A creamy delicious dish to end the list, ‘dal makhani’ is dal recipe that goes very well with naan, parantha, chapatis, rice or anything you throw at it. Of course, as the name say ‘makhani’, ‘makkhan’ or butter is a main ingredient. In fact, it is loaded with butter so plan a little ahead if you want to avoid much calories. It is a very popular dish in Indian households and restaurants too, just find a decent restaurant and enjoy with lemon, chillies and ‘dhania’ leaves to get in the real Indian groove.

Best Indian Deserts

After having a royal Indian meal, its an Indian tradition to end It with something sweet. These dishes not only sweeten your mouth but also have numerous health benefits and help with digestion.


Kheer is one of the most loved deserts in India. It is a milk pudding that is prepared by boiling rice with sweetened milk and then is garnished by dry fruits like cashews, ‘badaams’ and nuts. It has a lot of varieties for you to explore.

Gaajar ka Halwa

‘Gaajar ka halwa’ brings a bright smile on the faces of kids and adults alike in Indian households. This dessert is prepared by grated carrots which are cooked with milk, ghee, sugar and cardamom to provide the much need fragrance. It is very popular during festival seasons.

Gulaab Jaamun

This one sure brings many childhood memories back for Indians.

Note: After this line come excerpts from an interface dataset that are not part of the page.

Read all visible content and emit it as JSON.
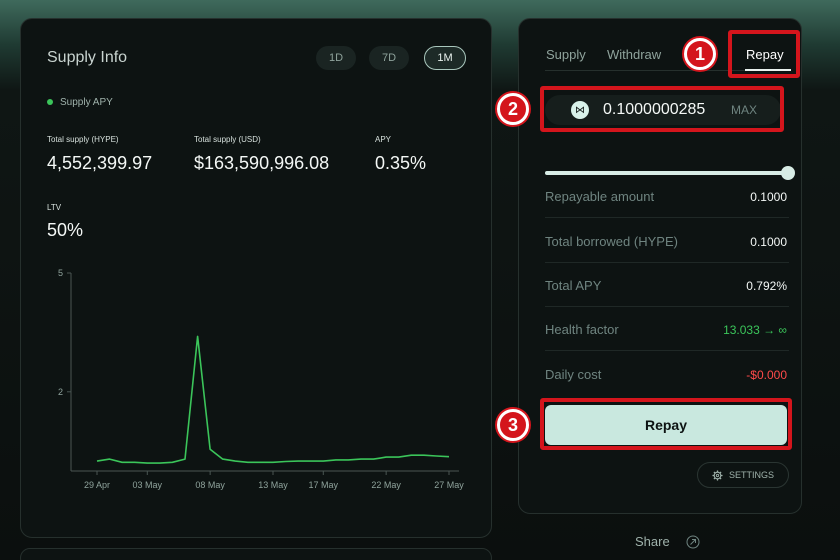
{
  "supply_info": {
    "title": "Supply Info",
    "ranges": [
      "1D",
      "7D",
      "1M"
    ],
    "active_range": "1M",
    "legend": "Supply APY",
    "legend_color": "#3bc55a",
    "stats": {
      "total_supply_hype_label": "Total supply (HYPE)",
      "total_supply_hype_value": "4,552,399.97",
      "total_supply_usd_label": "Total supply (USD)",
      "total_supply_usd_value": "$163,590,996.08",
      "apy_label": "APY",
      "apy_value": "0.35%",
      "ltv_label": "LTV",
      "ltv_value": "50%"
    }
  },
  "chart_data": {
    "type": "line",
    "x": [
      "29 Apr",
      "30 Apr",
      "1 May",
      "2 May",
      "3 May",
      "4 May",
      "5 May",
      "6 May",
      "7 May",
      "8 May",
      "9 May",
      "10 May",
      "11 May",
      "12 May",
      "13 May",
      "14 May",
      "15 May",
      "16 May",
      "17 May",
      "18 May",
      "19 May",
      "20 May",
      "21 May",
      "22 May",
      "23 May",
      "24 May",
      "25 May",
      "26 May",
      "27 May"
    ],
    "xticks": [
      "29 Apr",
      "03 May",
      "08 May",
      "13 May",
      "17 May",
      "22 May",
      "27 May"
    ],
    "yticks": [
      "5",
      "2"
    ],
    "ylim": [
      0,
      5
    ],
    "series": [
      {
        "color": "#3bc55a",
        "values": [
          0.25,
          0.3,
          0.22,
          0.22,
          0.2,
          0.2,
          0.22,
          0.3,
          3.4,
          0.55,
          0.3,
          0.25,
          0.22,
          0.22,
          0.22,
          0.24,
          0.25,
          0.25,
          0.25,
          0.28,
          0.28,
          0.3,
          0.3,
          0.35,
          0.35,
          0.4,
          0.4,
          0.38,
          0.36
        ]
      }
    ],
    "grid": false
  },
  "repay_panel": {
    "tabs": [
      "Supply",
      "Withdraw",
      "Repay"
    ],
    "active_tab": "Repay",
    "amount_value": "0.1000000285",
    "max_label": "MAX",
    "slider_fraction": 1.0,
    "rows": [
      {
        "label": "Repayable amount",
        "value": "0.1000",
        "color": "#f4f8f6"
      },
      {
        "label": "Total borrowed (HYPE)",
        "value": "0.1000",
        "color": "#f4f8f6"
      },
      {
        "label": "Total APY",
        "value": "0.792%",
        "color": "#f4f8f6"
      },
      {
        "label": "Health factor",
        "value": "13.033 → ∞",
        "color": "#3bc55a"
      },
      {
        "label": "Daily cost",
        "value": "-$0.000",
        "color": "#ff4a4a"
      }
    ],
    "repay_button": "Repay",
    "settings_label": "SETTINGS"
  },
  "share_label": "Share",
  "annotations": [
    "1",
    "2",
    "3"
  ],
  "colors": {
    "accent": "#c9e8df",
    "highlight": "#d4151c"
  }
}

Gulaab-jamun with its sugary sweet syrup is insanely popular for Indian marriages to have after the meal. It is ball made of ‘khoya’, which is a kind of milk powder which is then deep fried and soaked in sugar syrup.


If you love ice-cream, this traditional Indian one is surely for you. Kulfi is a frozen dairy desert and is similar to ice-cream in appearance and taste. It comes in various traditional flavours like malai, mango, elaichi, kesar as well as with many new ones like orange, strawberry, peanut etc. It is a delight to taste and is insanely popular among children.

From our editorial team

Too Many to List!

The tapestry of Indian cuisine is so vast and varied that a single list cannot do justice to it. We may have got some of your personal favourites, or possibly missed them entirely! But that only speaks volumes of what India has to offer, not just in terms of food but also culture. Jog your mind and think of all the delicious food you've eaten, at home and when travelling, and share your thoughts in the comments below!